High triglycerides can have many causes, including weight, diet, and other factors. It can also be caused by genetics. When it’s an inherited condition, it’s known as familial hypertriglyceridemia.
Triglycerides are a type of waxy fat that’s found in your blood. Your body makes triglycerides and you also get it from the food you eat. When you eat, any extra calories and sugar that you don’t need at the time is converted into triglycerides and stored in fat cells. Later on, when you need energy, hormones will release the stored triglycerides.
You need a certain amount of triglycerides for energy, but having a level that’s too high can put you at risk for a variety of health issues.
In this article, we’ll look at high triglycerides caused by genetic factors, how this condition is diagnosed and treated, and how to lower your risk of complications.
Hypertriglyceridemia (or high triglycerides) results from overproduction of very low density lipoproteins (VLDL), which causes more triglycerides in the blood.

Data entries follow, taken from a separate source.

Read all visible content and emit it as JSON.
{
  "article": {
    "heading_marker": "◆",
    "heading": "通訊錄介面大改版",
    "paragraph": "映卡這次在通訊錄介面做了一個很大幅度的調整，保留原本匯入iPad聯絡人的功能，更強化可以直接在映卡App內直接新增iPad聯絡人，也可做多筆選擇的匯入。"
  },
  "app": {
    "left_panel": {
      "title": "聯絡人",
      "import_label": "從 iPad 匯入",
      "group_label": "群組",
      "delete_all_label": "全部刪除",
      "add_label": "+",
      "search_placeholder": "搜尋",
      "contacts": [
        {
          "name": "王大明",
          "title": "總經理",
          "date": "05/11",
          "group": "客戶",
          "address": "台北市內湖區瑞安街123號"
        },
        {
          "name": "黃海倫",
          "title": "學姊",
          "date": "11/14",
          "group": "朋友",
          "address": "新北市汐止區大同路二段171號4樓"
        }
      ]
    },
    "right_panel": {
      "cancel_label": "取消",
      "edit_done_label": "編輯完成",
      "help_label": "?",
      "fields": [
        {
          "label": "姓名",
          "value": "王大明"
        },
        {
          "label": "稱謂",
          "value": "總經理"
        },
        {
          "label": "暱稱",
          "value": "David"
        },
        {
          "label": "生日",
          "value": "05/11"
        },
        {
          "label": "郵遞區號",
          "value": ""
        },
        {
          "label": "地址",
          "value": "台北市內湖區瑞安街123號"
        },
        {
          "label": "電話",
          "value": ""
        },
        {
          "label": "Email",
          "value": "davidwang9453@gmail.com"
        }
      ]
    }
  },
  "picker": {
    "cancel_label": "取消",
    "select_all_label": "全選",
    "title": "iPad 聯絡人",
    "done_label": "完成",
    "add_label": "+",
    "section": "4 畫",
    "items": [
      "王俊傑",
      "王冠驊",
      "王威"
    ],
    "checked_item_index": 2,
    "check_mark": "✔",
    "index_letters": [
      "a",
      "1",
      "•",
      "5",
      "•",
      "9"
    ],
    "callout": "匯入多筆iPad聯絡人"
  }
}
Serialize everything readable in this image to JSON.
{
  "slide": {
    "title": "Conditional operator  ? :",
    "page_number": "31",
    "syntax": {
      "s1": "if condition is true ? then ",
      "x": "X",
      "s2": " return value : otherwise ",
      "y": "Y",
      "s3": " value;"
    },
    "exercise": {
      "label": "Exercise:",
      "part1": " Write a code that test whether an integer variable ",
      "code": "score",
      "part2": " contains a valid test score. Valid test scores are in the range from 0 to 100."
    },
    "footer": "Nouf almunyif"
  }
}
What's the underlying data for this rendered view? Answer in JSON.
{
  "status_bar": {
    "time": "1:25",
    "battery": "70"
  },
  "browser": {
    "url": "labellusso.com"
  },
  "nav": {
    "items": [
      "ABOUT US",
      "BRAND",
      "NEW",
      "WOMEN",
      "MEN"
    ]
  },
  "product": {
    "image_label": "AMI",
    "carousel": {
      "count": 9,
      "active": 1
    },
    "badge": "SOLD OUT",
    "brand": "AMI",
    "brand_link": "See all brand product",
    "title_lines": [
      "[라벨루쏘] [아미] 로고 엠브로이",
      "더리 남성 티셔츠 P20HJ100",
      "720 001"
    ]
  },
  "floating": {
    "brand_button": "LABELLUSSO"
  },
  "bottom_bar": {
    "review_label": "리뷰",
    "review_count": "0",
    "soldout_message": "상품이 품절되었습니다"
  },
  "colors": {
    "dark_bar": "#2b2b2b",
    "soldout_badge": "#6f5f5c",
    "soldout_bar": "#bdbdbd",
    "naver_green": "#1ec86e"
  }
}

There are many potential causes of high triglycerides. Familial hypertriglyceridemia is specifically caused by genetics and is passed down in families. But other factors can influence the severity of your high triglycerides, such as your:
There are two types of hypertriglyceridemia:
- one type involves your liver making too much VLDL
- the other type involves your liver making a normal amount of VLDL which your body can’t break down
Familial hypertriglyceridemia is estimated to affect approximately
Familial hypertriglyceridemia usually doesn’t cause symptoms unless it’s severe enough to lead to another health condition.
Because it usually doesn’t cause symptoms, it’s especially important to know your family history.
Your family history
To understand your risk factor for familial hypertriglyceridemia, it’s important to know if one or more people in